# WORK REQUIRED
Repeat each record exactly. Any picture gets left out.
== DATA PROVIDED
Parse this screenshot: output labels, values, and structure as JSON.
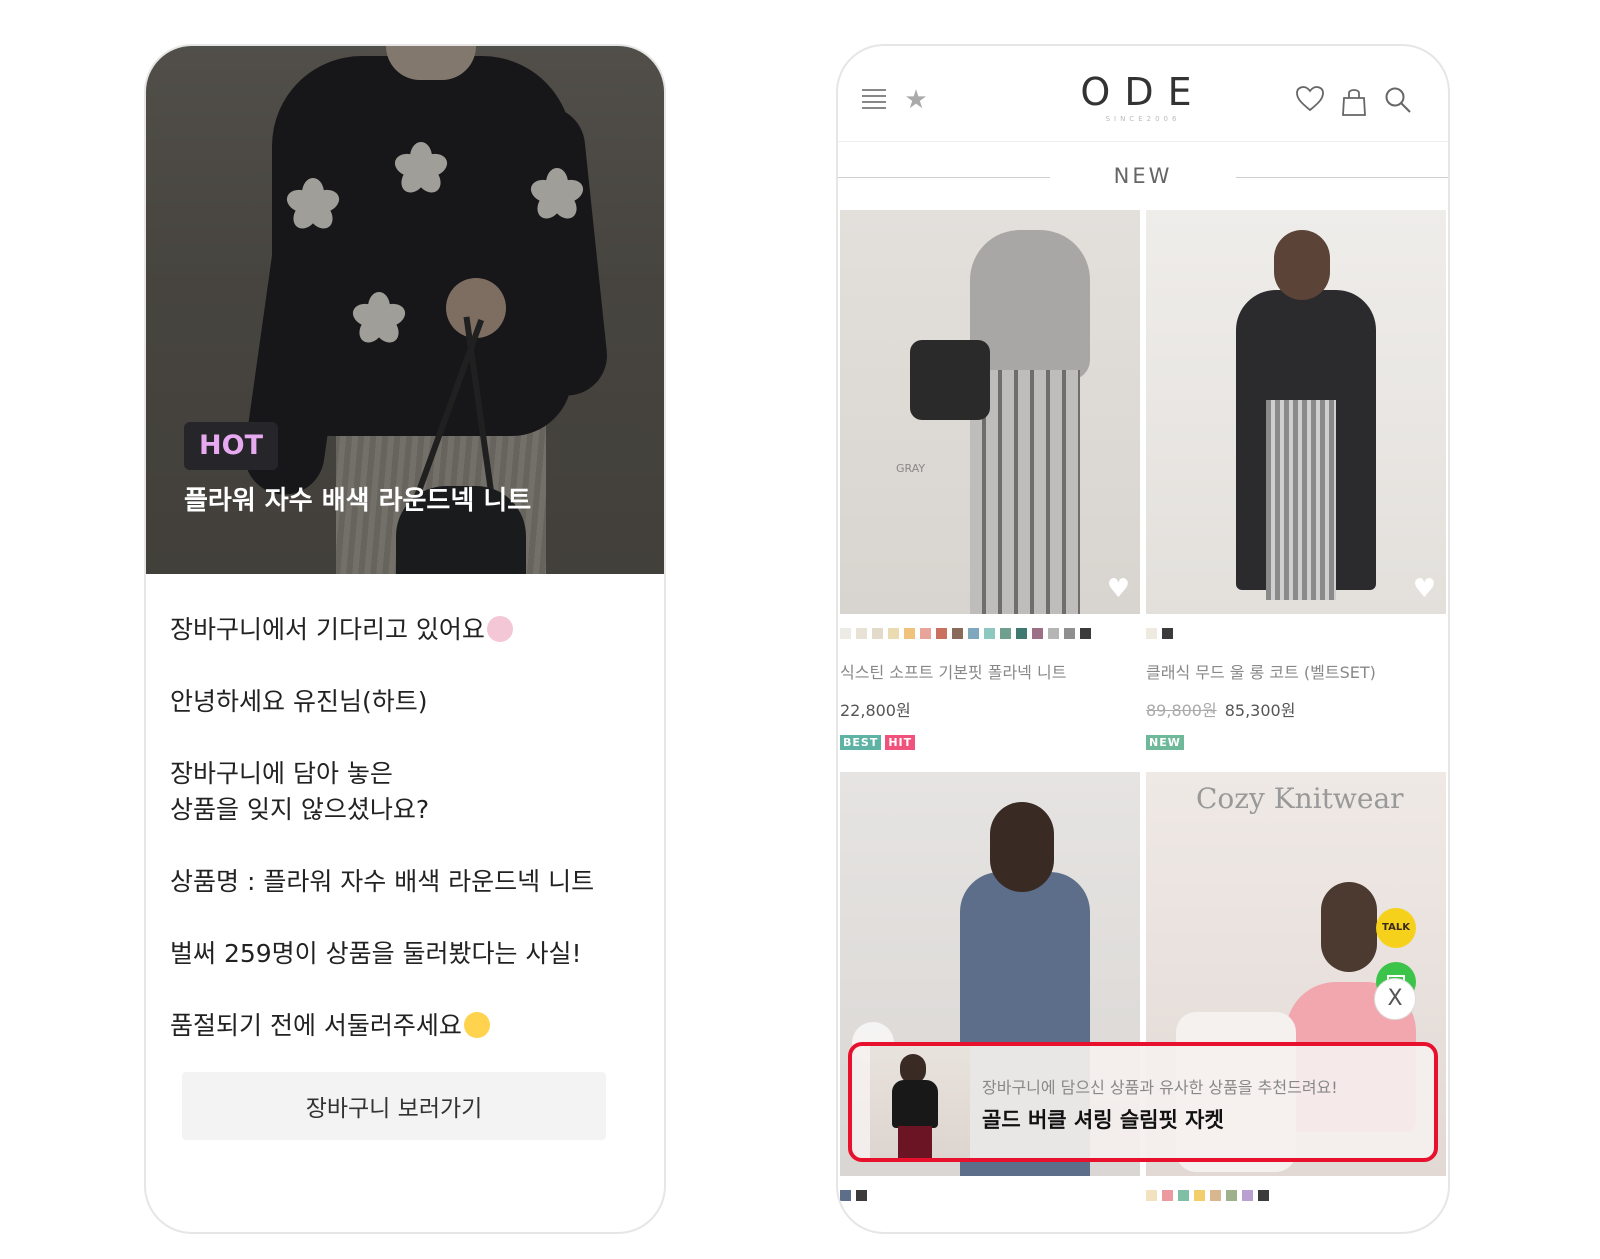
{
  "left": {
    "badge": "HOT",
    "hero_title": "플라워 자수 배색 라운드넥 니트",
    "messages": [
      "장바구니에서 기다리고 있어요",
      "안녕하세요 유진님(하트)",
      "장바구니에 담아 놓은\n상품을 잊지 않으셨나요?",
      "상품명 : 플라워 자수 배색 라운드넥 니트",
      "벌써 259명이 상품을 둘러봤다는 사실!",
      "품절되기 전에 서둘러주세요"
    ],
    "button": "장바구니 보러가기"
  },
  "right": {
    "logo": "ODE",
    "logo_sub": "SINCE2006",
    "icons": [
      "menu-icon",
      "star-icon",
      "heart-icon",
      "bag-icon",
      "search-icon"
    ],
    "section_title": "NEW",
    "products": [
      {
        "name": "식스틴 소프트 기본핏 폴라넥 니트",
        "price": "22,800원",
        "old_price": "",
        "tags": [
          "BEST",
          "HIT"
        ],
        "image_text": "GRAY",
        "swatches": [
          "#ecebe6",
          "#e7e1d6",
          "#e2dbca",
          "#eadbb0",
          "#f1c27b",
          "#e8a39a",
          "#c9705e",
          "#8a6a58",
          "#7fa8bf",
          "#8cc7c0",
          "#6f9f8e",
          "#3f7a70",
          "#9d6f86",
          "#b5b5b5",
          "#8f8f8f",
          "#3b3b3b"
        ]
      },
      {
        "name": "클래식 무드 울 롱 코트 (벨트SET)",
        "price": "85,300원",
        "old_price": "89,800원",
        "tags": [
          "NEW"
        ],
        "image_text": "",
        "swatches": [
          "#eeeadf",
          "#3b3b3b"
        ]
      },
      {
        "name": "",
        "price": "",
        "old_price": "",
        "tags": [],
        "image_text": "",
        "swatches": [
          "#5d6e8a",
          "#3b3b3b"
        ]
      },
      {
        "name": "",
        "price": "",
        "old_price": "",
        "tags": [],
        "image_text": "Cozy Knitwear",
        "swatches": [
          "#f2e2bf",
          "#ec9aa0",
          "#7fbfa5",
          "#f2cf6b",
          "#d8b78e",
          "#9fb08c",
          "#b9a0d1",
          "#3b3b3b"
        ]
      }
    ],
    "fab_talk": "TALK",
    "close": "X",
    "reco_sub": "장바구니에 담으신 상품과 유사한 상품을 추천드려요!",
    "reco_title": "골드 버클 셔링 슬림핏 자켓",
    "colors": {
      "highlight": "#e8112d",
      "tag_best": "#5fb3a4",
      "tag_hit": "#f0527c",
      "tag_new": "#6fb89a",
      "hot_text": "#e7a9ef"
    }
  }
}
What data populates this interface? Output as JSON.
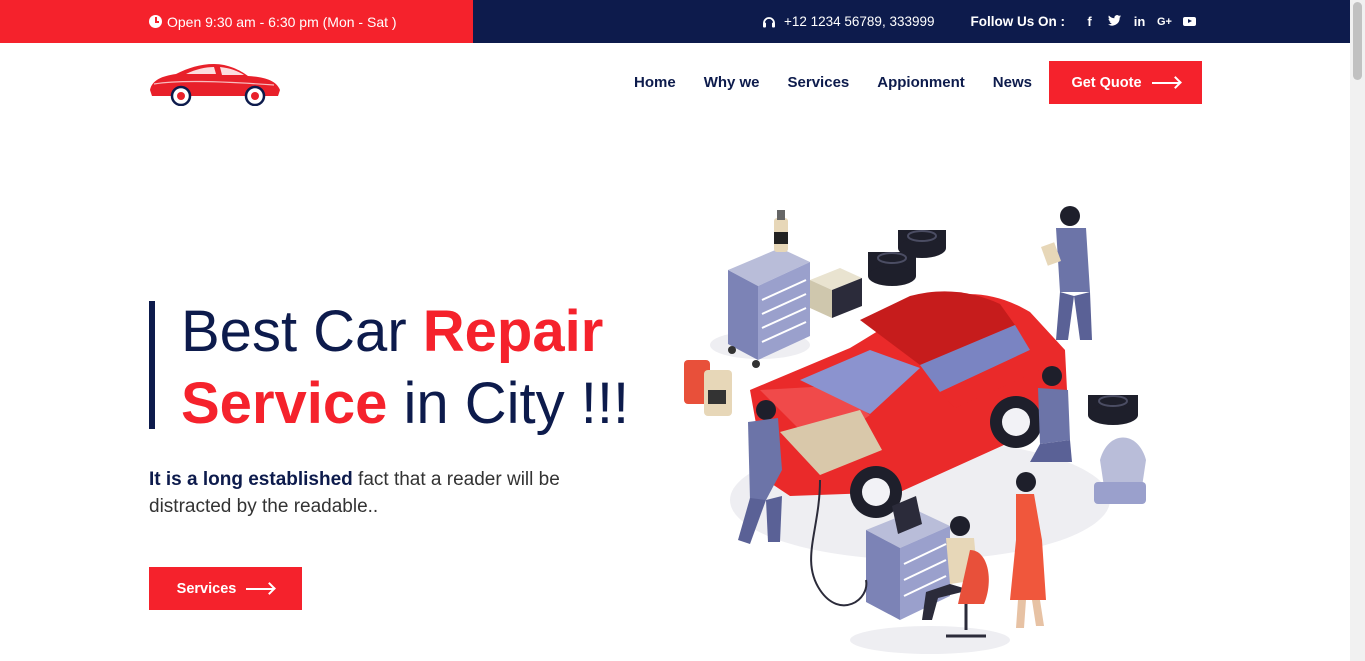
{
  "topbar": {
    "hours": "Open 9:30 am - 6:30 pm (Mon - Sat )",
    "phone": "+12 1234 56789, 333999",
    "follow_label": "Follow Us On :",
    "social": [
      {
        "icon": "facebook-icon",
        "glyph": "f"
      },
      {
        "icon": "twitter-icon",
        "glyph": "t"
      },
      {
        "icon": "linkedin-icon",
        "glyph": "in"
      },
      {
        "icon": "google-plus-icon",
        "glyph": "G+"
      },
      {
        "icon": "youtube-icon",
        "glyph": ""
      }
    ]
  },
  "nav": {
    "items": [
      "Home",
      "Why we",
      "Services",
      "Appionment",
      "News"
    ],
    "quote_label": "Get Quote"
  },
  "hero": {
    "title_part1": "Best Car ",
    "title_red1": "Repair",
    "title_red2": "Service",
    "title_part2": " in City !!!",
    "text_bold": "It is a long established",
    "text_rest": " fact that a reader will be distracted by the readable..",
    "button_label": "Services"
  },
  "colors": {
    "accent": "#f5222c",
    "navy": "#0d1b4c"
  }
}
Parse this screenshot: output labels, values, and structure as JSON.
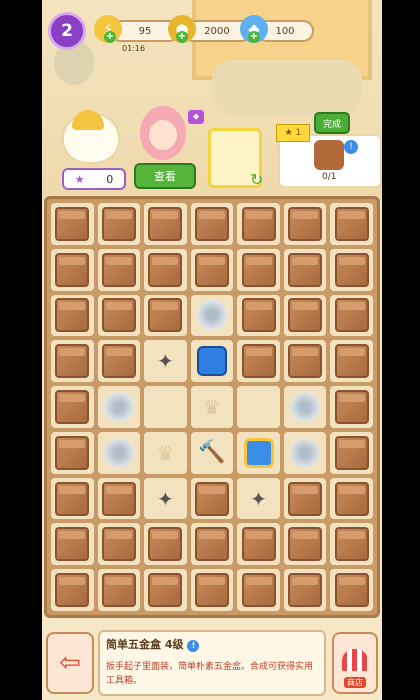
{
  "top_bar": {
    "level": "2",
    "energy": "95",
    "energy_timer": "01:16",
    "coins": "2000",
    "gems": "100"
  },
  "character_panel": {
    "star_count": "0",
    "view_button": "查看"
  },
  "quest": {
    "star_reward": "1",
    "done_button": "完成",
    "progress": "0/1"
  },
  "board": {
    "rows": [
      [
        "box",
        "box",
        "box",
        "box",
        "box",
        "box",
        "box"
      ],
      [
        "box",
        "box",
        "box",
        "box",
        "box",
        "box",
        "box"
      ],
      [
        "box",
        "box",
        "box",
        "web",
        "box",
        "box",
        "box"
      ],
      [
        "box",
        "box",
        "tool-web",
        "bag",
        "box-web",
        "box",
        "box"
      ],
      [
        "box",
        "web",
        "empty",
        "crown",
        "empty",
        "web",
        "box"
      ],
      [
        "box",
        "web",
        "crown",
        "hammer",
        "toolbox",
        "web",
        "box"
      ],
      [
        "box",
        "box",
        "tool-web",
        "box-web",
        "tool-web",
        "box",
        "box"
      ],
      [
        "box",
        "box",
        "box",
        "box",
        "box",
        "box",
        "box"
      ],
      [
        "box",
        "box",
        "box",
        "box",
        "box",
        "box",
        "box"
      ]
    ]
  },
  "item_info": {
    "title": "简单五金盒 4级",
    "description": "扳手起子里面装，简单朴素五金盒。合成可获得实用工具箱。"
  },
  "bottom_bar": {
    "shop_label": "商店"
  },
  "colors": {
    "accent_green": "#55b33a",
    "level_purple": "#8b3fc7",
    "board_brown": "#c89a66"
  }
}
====
# RESPONSE TO THIS TASK
Parse this screenshot: output labels, values, and structure as JSON.
{
  "left": {
    "badge": "HOT",
    "hero_title": "플라워 자수 배색 라운드넥 니트",
    "messages": [
      "장바구니에서 기다리고 있어요",
      "안녕하세요 유진님(하트)",
      "장바구니에 담아 놓은\n상품을 잊지 않으셨나요?",
      "상품명 : 플라워 자수 배색 라운드넥 니트",
      "벌써 259명이 상품을 둘러봤다는 사실!",
      "품절되기 전에 서둘러주세요"
    ],
    "button": "장바구니 보러가기"
  },
  "right": {
    "logo": "ODE",
    "logo_sub": "SINCE2006",
    "icons": [
      "menu-icon",
      "star-icon",
      "heart-icon",
      "bag-icon",
      "search-icon"
    ],
    "section_title": "NEW",
    "products": [
      {
        "name": "식스틴 소프트 기본핏 폴라넥 니트",
        "price": "22,800원",
        "old_price": "",
        "tags": [
          "BEST",
          "HIT"
        ],
        "image_text": "GRAY",
        "swatches": [
          "#ecebe6",
          "#e7e1d6",
          "#e2dbca",
          "#eadbb0",
          "#f1c27b",
          "#e8a39a",
          "#c9705e",
          "#8a6a58",
          "#7fa8bf",
          "#8cc7c0",
          "#6f9f8e",
          "#3f7a70",
          "#9d6f86",
          "#b5b5b5",
          "#8f8f8f",
          "#3b3b3b"
        ]
      },
      {
        "name": "클래식 무드 울 롱 코트 (벨트SET)",
        "price": "85,300원",
        "old_price": "89,800원",
        "tags": [
          "NEW"
        ],
        "image_text": "",
        "swatches": [
          "#eeeadf",
          "#3b3b3b"
        ]
      },
      {
        "name": "",
        "price": "",
        "old_price": "",
        "tags": [],
        "image_text": "",
        "swatches": [
          "#5d6e8a",
          "#3b3b3b"
        ]
      },
      {
        "name": "",
        "price": "",
        "old_price": "",
        "tags": [],
        "image_text": "Cozy Knitwear",
        "swatches": [
          "#f2e2bf",
          "#ec9aa0",
          "#7fbfa5",
          "#f2cf6b",
          "#d8b78e",
          "#9fb08c",
          "#b9a0d1",
          "#3b3b3b"
        ]
      }
    ],
    "fab_talk": "TALK",
    "close": "X",
    "reco_sub": "장바구니에 담으신 상품과 유사한 상품을 추천드려요!",
    "reco_title": "골드 버클 셔링 슬림핏 자켓",
    "colors": {
      "highlight": "#e8112d",
      "tag_best": "#5fb3a4",
      "tag_hit": "#f0527c",
      "tag_new": "#6fb89a",
      "hot_text": "#e7a9ef"
    }
  }
}
What data populates this interface? Output as JSON.
{
  "topbar": {
    "hours": "Open 9:30 am - 6:30 pm (Mon - Sat )",
    "phone": "+12 1234 56789, 333999",
    "follow_label": "Follow Us On :",
    "social": [
      {
        "icon": "facebook-icon",
        "glyph": "f"
      },
      {
        "icon": "twitter-icon",
        "glyph": "t"
      },
      {
        "icon": "linkedin-icon",
        "glyph": "in"
      },
      {
        "icon": "google-plus-icon",
        "glyph": "G+"
      },
      {
        "icon": "youtube-icon",
        "glyph": ""
      }
    ]
  },
  "nav": {
    "items": [
      "Home",
      "Why we",
      "Services",
      "Appionment",
      "News"
    ],
    "quote_label": "Get Quote"
  },
  "hero": {
    "title_part1": "Best Car ",
    "title_red1": "Repair",
    "title_red2": "Service",
    "title_part2": " in City !!!",
    "text_bold": "It is a long established",
    "text_rest": " fact that a reader will be distracted by the readable..",
    "button_label": "Services"
  },
  "colors": {
    "accent": "#f5222c",
    "navy": "#0d1b4c"
  }
}
Parse this screenshot: output labels, values, and structure as JSON.
{
  "top_bar": {
    "level": "2",
    "energy": "95",
    "energy_timer": "01:16",
    "coins": "2000",
    "gems": "100"
  },
  "character_panel": {
    "star_count": "0",
    "view_button": "查看"
  },
  "quest": {
    "star_reward": "1",
    "done_button": "完成",
    "progress": "0/1"
  },
  "board": {
    "rows": [
      [
        "box",
        "box",
        "box",
        "box",
        "box",
        "box",
        "box"
      ],
      [
        "box",
        "box",
        "box",
        "box",
        "box",
        "box",
        "box"
      ],
      [
        "box",
        "box",
        "box",
        "web",
        "box",
        "box",
        "box"
      ],
      [
        "box",
        "box",
        "tool-web",
        "bag",
        "box-web",
        "box",
        "box"
      ],
      [
        "box",
        "web",
        "empty",
        "crown",
        "empty",
        "web",
        "box"
      ],
      [
        "box",
        "web",
        "crown",
        "hammer",
        "toolbox",
        "web",
        "box"
      ],
      [
        "box",
        "box",
        "tool-web",
        "box-web",
        "tool-web",
        "box",
        "box"
      ],
      [
        "box",
        "box",
        "box",
        "box",
        "box",
        "box",
        "box"
      ],
      [
        "box",
        "box",
        "box",
        "box",
        "box",
        "box",
        "box"
      ]
    ]
  },
  "item_info": {
    "title": "简单五金盒 4级",
    "description": "扳手起子里面装，简单朴素五金盒。合成可获得实用工具箱。"
  },
  "bottom_bar": {
    "shop_label": "商店"
  },
  "colors": {
    "accent_green": "#55b33a",
    "level_purple": "#8b3fc7",
    "board_brown": "#c89a66"
  }
}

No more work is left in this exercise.